==== DATA
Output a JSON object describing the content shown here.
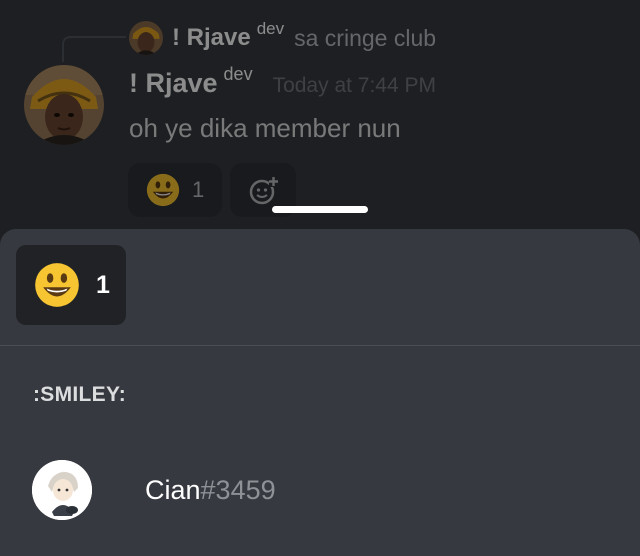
{
  "reply": {
    "username": "! Rjave",
    "role_tag": "dev",
    "content": "sa cringe club"
  },
  "message": {
    "username": "! Rjave",
    "role_tag": "dev",
    "timestamp": "Today at 7:44 PM",
    "content": "oh ye dika member nun",
    "reaction": {
      "emoji": "smiley-emoji",
      "count": "1"
    },
    "add_reaction_icon": "add-reaction-icon"
  },
  "sheet": {
    "tab": {
      "emoji": "smiley-emoji",
      "count": "1"
    },
    "section_title": ":SMILEY:",
    "users": [
      {
        "name": "Cian",
        "discriminator": "#3459"
      }
    ]
  },
  "colors": {
    "background": "#36393f",
    "sheet_tab": "#202225",
    "muted_text": "#8e9297"
  }
}
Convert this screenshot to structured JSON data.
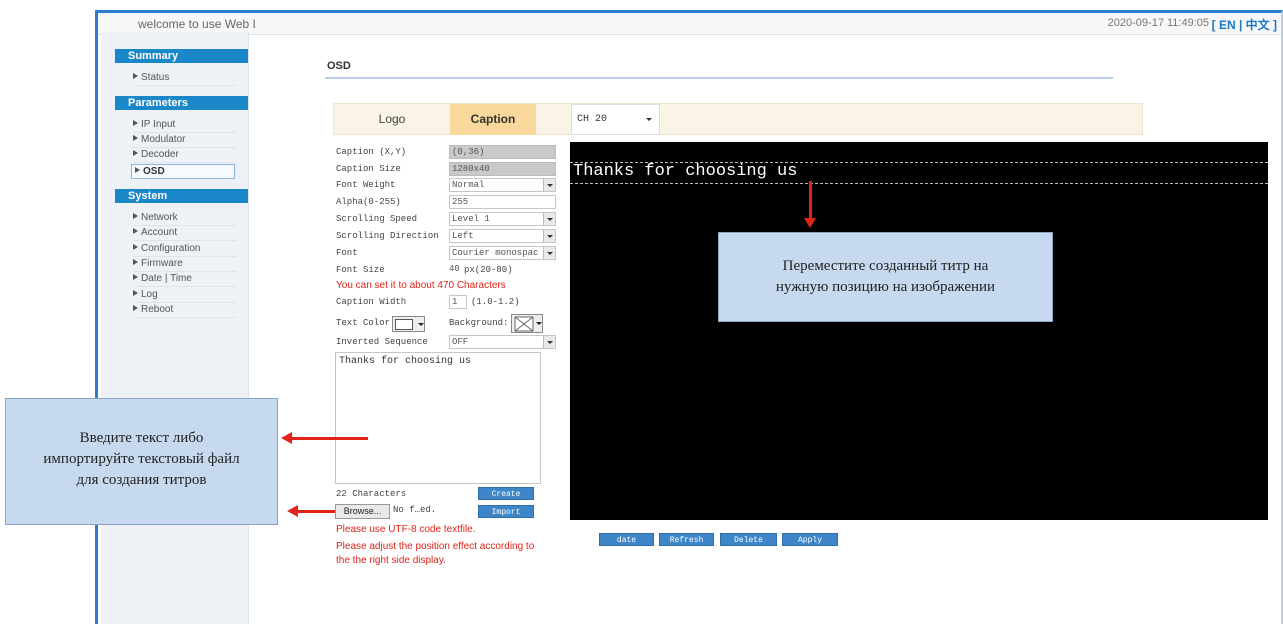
{
  "header": {
    "welcome": "welcome to use Web I",
    "datetime": "2020-09-17 11:49:05",
    "lang": "[ EN | 中文 ]"
  },
  "sidebar": {
    "summary_title": "Summary",
    "summary_items": [
      "Status"
    ],
    "parameters_title": "Parameters",
    "parameters_items": [
      "IP Input",
      "Modulator",
      "Decoder",
      "OSD"
    ],
    "system_title": "System",
    "system_items": [
      "Network",
      "Account",
      "Configuration",
      "Firmware",
      "Date | Time",
      "Log",
      "Reboot"
    ]
  },
  "page": {
    "title": "OSD"
  },
  "tabs": {
    "logo": "Logo",
    "caption": "Caption",
    "channel": "CH 20"
  },
  "form": {
    "caption_xy_label": "Caption (X,Y)",
    "caption_xy_value": "(0,36)",
    "caption_size_label": "Caption Size",
    "caption_size_value": "1280x40",
    "font_weight_label": "Font Weight",
    "font_weight_value": "Normal",
    "alpha_label": "Alpha(0-255)",
    "alpha_value": "255",
    "scroll_speed_label": "Scrolling Speed",
    "scroll_speed_value": "Level 1",
    "scroll_dir_label": "Scrolling Direction",
    "scroll_dir_value": "Left",
    "font_label": "Font",
    "font_value": "Courier monospac",
    "font_size_label": "Font Size",
    "font_size_value": "40",
    "font_size_hint": "px(20-80)",
    "chars_hint": "You can set it to about 470 Characters",
    "caption_width_label": "Caption Width",
    "caption_width_value": "1",
    "caption_width_hint": "(1.0-1.2)",
    "text_color_label": "Text Color",
    "background_label": "Background:",
    "inverted_label": "Inverted Sequence",
    "inverted_value": "OFF",
    "text": "Thanks for choosing us",
    "char_count": "22 Characters",
    "create": "Create",
    "import": "Import",
    "browse": "Browse...",
    "no_file": "No f…ed.",
    "note1": "Please use UTF-8 code textfile.",
    "note2": "Please adjust the position effect according to",
    "note3": "the the right side display."
  },
  "preview": {
    "caption": "Thanks for choosing us"
  },
  "buttons": {
    "date": "date",
    "refresh": "Refresh",
    "delete": "Delete",
    "apply": "Apply"
  },
  "annotations": {
    "right_line1": "Переместите созданный титр на",
    "right_line2": "нужную позицию на изображении",
    "left_line1": "Введите текст либо",
    "left_line2": "импортируйте текстовый файл",
    "left_line3": "для создания титров"
  },
  "colors": {
    "accent": "#1a87c9",
    "tab_active": "#fad79b",
    "annotation_arrow": "#e2231a",
    "callout": "#c7d9ef"
  }
}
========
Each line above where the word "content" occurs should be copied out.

Output a JSON object describing the content shown here.
    "content": "sa cringe club"
    "content": "oh ye dika member nun",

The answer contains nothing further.